That should all change now that the UK government has published quite a lot of information and clarification online.
Don't Bring Me BackThe UK Border Agency publishes a leaflet about bringing fruit, vegetable and plant products into the UK that can be downloaded as a pdf document.
Personal Import Rules DatabaseEven more useful, and more comprehensive, the Personal Import Rules database provides detailed information, by country, on hundreds of food products (including animal products) you might bring into the UK in your luggage, or send there by ordering online.
The database also has information on weight limits. So, for example, if you bring honey in from most places it will be part of a 2 kilos (about four lbs) per person total allowance in combination with live bivalves, eggs and egg products, skinned frogs legs, reptile, insect and snail meat (yum). So if you can bear to leave the clams, boiled rattlesnake and chocolate covered ants behind, you could, in theory, bring in 2k of honey.
And you can bring a 20k (that's about 40 lbs) combination of fish and fishery products (from most places) that can include live lobsters.
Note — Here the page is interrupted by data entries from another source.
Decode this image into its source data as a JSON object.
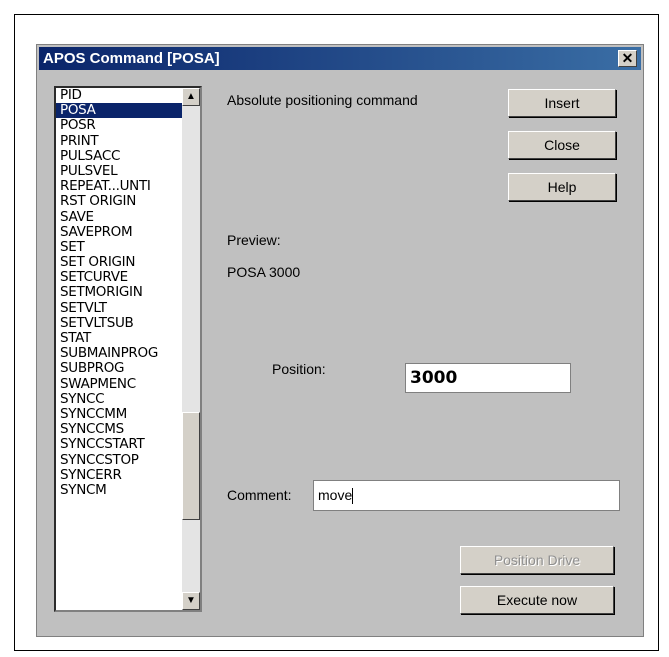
{
  "window": {
    "title": "APOS Command [POSA]",
    "close_glyph": "✕"
  },
  "commands": {
    "items": [
      "PID",
      "POSA",
      "POSR",
      "PRINT",
      "PULSACC",
      "PULSVEL",
      "REPEAT...UNTI",
      "RST ORIGIN",
      "SAVE",
      "SAVEPROM",
      "SET",
      "SET ORIGIN",
      "SETCURVE",
      "SETMORIGIN",
      "SETVLT",
      "SETVLTSUB",
      "STAT",
      "SUBMAINPROG",
      "SUBPROG",
      "SWAPMENC",
      "SYNCC",
      "SYNCCMM",
      "SYNCCMS",
      "SYNCCSTART",
      "SYNCCSTOP",
      "SYNCERR",
      "SYNCM"
    ],
    "selected": "POSA"
  },
  "description": "Absolute positioning command",
  "buttons": {
    "insert": "Insert",
    "close": "Close",
    "help": "Help",
    "position_drive": "Position Drive",
    "execute_now": "Execute now"
  },
  "preview": {
    "label": "Preview:",
    "value": "POSA 3000"
  },
  "position": {
    "label": "Position:",
    "value": "3000"
  },
  "comment": {
    "label": "Comment:",
    "value": "move"
  },
  "scroll_icons": {
    "up": "▲",
    "down": "▼"
  }
}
How you are supposed to keep 40lbs of live Maine lobster alive on a transatlantic flight is a good question - but I'm sure someone has the answer.
Don't Even Think About itMilk products from outside the EU are banned - so no powdered milk drinks from Australia or that nice hunk of Wisconsin Cheddar you were planning to brink Great Aunt Felicity. And potatoes or potato products from anywhere (including the EU), even canned, bottled or otherwise packaged, are strictly verboten.
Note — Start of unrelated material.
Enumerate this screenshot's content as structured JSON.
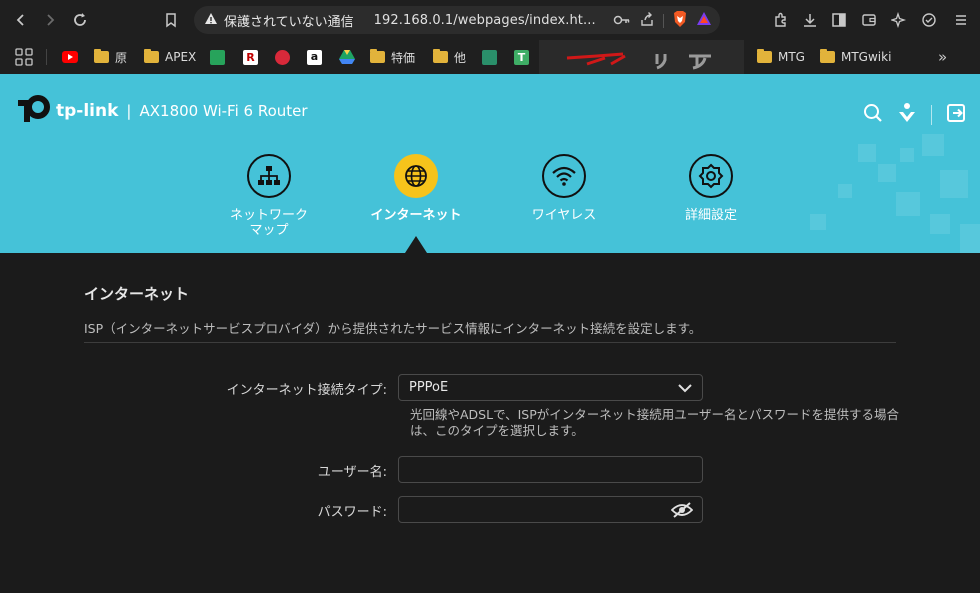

To find out what you can or cannot bring, simply enter the country from which you (or the goods)are entering the UK into the search box; use the search categories to refine the food category and actual product, click the button and the information - including weight limits - pops on screen.
These are personal allowances for your own use. Officials are allowed to use their discretion about "reasonable" quantities (for personal use) of products that are not weight restricted from both EU and non-EU countries - bagels from New York, chocolates from Paris. Large amounts that could be for commercial use could be subject to health checks and other commercial regulations.